→ ASSIGNMENT: Would you please give every entry again exactly, without the pictures?

Excerpts from an interface dataset
================
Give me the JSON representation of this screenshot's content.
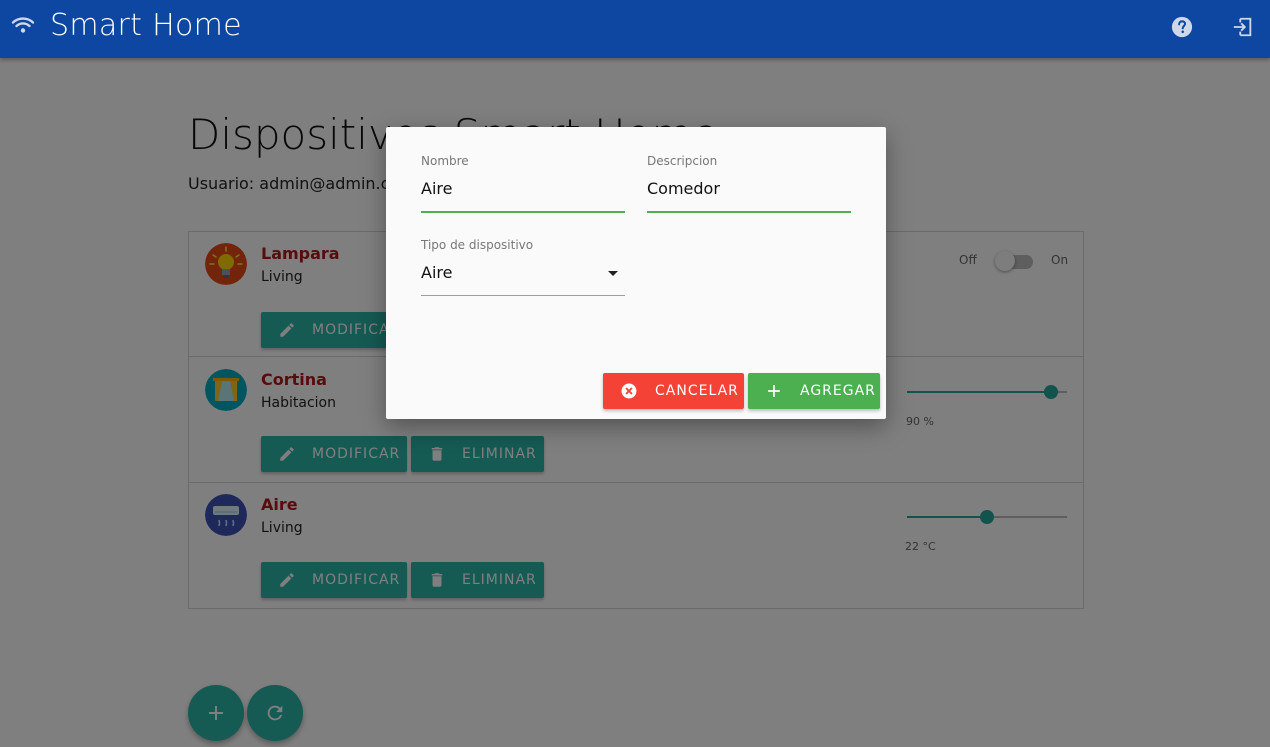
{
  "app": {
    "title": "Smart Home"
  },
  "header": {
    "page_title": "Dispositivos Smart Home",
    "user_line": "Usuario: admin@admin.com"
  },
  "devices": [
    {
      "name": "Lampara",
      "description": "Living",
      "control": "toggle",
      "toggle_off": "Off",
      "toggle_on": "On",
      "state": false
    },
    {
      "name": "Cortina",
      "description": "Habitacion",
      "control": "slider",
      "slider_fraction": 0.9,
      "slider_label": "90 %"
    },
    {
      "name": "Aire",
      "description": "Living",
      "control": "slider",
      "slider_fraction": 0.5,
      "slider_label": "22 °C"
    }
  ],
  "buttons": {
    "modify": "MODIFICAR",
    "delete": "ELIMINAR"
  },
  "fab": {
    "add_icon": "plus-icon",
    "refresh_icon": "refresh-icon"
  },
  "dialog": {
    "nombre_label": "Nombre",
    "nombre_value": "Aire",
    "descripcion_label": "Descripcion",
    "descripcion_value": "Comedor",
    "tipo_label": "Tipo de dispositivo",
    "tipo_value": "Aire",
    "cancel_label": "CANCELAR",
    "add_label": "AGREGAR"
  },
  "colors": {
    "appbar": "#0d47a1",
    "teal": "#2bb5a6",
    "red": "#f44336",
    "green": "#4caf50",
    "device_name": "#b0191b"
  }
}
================
→ OUTPUT FOR THIS TASK:
Give me the JSON representation of this screenshot's content.
{
  "app": {
    "title": "Smart Home"
  },
  "header": {
    "page_title": "Dispositivos Smart Home",
    "user_line": "Usuario: admin@admin.com"
  },
  "devices": [
    {
      "name": "Lampara",
      "description": "Living",
      "control": "toggle",
      "toggle_off": "Off",
      "toggle_on": "On",
      "state": false
    },
    {
      "name": "Cortina",
      "description": "Habitacion",
      "control": "slider",
      "slider_fraction": 0.9,
      "slider_label": "90 %"
    },
    {
      "name": "Aire",
      "description": "Living",
      "control": "slider",
      "slider_fraction": 0.5,
      "slider_label": "22 °C"
    }
  ],
  "buttons": {
    "modify": "MODIFICAR",
    "delete": "ELIMINAR"
  },
  "fab": {
    "add_icon": "plus-icon",
    "refresh_icon": "refresh-icon"
  },
  "dialog": {
    "nombre_label": "Nombre",
    "nombre_value": "Aire",
    "descripcion_label": "Descripcion",
    "descripcion_value": "Comedor",
    "tipo_label": "Tipo de dispositivo",
    "tipo_value": "Aire",
    "cancel_label": "CANCELAR",
    "add_label": "AGREGAR"
  },
  "colors": {
    "appbar": "#0d47a1",
    "teal": "#2bb5a6",
    "red": "#f44336",
    "green": "#4caf50",
    "device_name": "#b0191b"
  }
}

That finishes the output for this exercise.